## YOUR ASSIGNMENT
The expected output is a copy of every line in the records with the string "Windows".
*** DATA PROVIDED Section Begins ***
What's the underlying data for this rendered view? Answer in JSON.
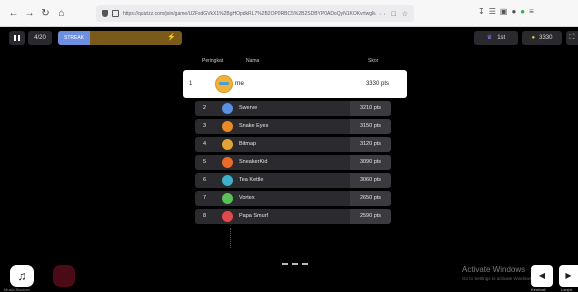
{
  "browser": {
    "url": "https://quizizz.com/join/game/U2FsdGVkX1%2BgHOpdkRL7%2B2OP0RBC5%2B2SDBYP0ADoQyN1KOKvrtwgMAr%3D",
    "nav_icons": [
      "back-icon",
      "forward-icon",
      "reload-icon",
      "home-icon"
    ]
  },
  "game_bar": {
    "question_count": "4/20",
    "streak_label": "STREAK",
    "streak_progress": 0.26,
    "rank_label": "1st",
    "score_label": "3330"
  },
  "leaderboard": {
    "headers": {
      "rank": "Peringkat",
      "name": "Nama",
      "score": "Skor"
    },
    "me": {
      "rank": "1",
      "name": "me",
      "score": "3330 pts"
    },
    "rows": [
      {
        "rank": "2",
        "name": "Swerve",
        "score": "3210 pts",
        "avatar_color": "#5b8fe0"
      },
      {
        "rank": "3",
        "name": "Snake Eyes",
        "score": "3150 pts",
        "avatar_color": "#e98a2a"
      },
      {
        "rank": "4",
        "name": "Bitmap",
        "score": "3120 pts",
        "avatar_color": "#e0a33a"
      },
      {
        "rank": "5",
        "name": "SneakerKid",
        "score": "3090 pts",
        "avatar_color": "#e96a2a"
      },
      {
        "rank": "6",
        "name": "Tea Kettle",
        "score": "3060 pts",
        "avatar_color": "#3fb0c9"
      },
      {
        "rank": "7",
        "name": "Vortex",
        "score": "2650 pts",
        "avatar_color": "#5bbf5a"
      },
      {
        "rank": "8",
        "name": "Papa Smurf",
        "score": "2590 pts",
        "avatar_color": "#e04a4a"
      }
    ]
  },
  "bottom": {
    "music_label": "Musik Bisukan",
    "activate_title": "Activate Windows",
    "activate_sub": "Go to Settings to activate Windows.",
    "prev_label": "Kembali",
    "next_label": "Lanjut"
  },
  "colors": {
    "background": "#000000",
    "row_bg": "#2b2b2f",
    "me_row_bg": "#ffffff",
    "streak_fill": "#6e8fe0",
    "streak_track": "#7a5a1a"
  }
}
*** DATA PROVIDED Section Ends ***
## RESULT BELOW
    "activate_title": "Activate Windows",
    "activate_sub": "Go to Settings to activate Windows.",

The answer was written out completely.